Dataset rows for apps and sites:
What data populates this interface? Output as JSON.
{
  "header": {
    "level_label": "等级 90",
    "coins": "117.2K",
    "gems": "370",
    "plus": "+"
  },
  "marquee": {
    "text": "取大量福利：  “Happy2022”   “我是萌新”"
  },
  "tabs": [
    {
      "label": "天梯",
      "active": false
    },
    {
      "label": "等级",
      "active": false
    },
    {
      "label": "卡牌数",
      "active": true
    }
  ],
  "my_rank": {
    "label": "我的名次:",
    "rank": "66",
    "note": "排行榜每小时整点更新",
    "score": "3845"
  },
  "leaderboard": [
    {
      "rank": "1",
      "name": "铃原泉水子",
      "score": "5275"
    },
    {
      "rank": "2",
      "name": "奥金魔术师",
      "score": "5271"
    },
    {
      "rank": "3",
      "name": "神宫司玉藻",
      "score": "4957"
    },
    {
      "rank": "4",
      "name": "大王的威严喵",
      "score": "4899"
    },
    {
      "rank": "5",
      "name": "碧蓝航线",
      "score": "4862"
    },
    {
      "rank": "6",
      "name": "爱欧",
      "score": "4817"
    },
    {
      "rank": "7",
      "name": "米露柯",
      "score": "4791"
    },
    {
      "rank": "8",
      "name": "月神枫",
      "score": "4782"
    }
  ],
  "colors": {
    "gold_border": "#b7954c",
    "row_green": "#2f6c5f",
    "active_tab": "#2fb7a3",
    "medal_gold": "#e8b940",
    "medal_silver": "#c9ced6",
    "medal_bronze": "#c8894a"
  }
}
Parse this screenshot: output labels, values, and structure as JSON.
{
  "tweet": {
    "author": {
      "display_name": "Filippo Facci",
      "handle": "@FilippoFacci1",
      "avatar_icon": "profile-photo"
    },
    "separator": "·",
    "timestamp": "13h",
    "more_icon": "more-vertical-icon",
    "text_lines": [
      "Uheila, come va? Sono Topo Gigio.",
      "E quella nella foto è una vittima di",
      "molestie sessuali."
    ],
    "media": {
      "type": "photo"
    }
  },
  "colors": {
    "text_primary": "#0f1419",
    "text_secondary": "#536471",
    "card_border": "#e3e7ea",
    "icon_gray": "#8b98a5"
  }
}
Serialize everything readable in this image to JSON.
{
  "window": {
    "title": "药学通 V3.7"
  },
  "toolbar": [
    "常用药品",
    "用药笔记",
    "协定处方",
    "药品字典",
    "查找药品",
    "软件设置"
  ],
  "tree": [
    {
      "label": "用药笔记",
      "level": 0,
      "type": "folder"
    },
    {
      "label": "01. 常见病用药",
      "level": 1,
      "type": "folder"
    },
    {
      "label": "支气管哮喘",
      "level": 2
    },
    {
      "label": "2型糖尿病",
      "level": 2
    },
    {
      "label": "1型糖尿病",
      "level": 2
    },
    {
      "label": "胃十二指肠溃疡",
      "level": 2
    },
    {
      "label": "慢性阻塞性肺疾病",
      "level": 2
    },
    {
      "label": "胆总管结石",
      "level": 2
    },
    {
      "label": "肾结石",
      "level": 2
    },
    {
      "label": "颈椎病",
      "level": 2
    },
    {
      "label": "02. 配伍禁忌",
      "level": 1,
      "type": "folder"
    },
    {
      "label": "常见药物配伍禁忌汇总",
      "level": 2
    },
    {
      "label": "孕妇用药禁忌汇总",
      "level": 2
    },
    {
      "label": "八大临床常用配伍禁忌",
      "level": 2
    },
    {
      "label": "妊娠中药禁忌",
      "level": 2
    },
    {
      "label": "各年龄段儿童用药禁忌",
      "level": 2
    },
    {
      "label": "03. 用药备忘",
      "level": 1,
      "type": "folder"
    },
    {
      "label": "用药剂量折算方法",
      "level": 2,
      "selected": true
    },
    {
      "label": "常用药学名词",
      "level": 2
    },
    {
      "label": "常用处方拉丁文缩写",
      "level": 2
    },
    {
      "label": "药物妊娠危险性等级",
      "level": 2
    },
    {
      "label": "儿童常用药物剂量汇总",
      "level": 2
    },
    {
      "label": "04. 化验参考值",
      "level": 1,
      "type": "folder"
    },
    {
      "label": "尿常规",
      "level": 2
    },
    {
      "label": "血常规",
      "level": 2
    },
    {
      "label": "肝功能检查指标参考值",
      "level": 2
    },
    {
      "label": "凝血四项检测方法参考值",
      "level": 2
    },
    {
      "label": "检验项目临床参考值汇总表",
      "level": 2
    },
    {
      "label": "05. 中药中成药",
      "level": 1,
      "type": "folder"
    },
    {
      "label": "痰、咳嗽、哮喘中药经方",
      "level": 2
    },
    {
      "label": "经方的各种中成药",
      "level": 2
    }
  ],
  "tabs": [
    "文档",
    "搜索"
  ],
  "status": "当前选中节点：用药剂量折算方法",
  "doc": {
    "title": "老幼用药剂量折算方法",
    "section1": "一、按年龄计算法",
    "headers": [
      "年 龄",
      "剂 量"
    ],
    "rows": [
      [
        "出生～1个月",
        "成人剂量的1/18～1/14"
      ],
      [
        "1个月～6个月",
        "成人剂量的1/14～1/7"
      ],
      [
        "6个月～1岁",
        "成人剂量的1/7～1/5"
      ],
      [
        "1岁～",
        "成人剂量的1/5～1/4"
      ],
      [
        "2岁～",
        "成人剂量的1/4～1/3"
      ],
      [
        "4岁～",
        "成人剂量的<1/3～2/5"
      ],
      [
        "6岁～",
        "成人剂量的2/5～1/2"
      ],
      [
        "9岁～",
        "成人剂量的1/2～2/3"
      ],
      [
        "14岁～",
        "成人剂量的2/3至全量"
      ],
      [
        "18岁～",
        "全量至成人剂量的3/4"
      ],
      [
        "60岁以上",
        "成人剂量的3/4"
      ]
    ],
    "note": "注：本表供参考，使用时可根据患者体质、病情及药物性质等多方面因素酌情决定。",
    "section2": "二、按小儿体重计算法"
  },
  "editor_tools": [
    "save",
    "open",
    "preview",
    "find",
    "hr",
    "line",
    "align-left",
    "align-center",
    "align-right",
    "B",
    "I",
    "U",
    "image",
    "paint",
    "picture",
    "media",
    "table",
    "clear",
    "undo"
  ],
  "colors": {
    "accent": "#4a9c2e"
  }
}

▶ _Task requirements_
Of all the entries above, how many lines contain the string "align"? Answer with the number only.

▶ _Response_
3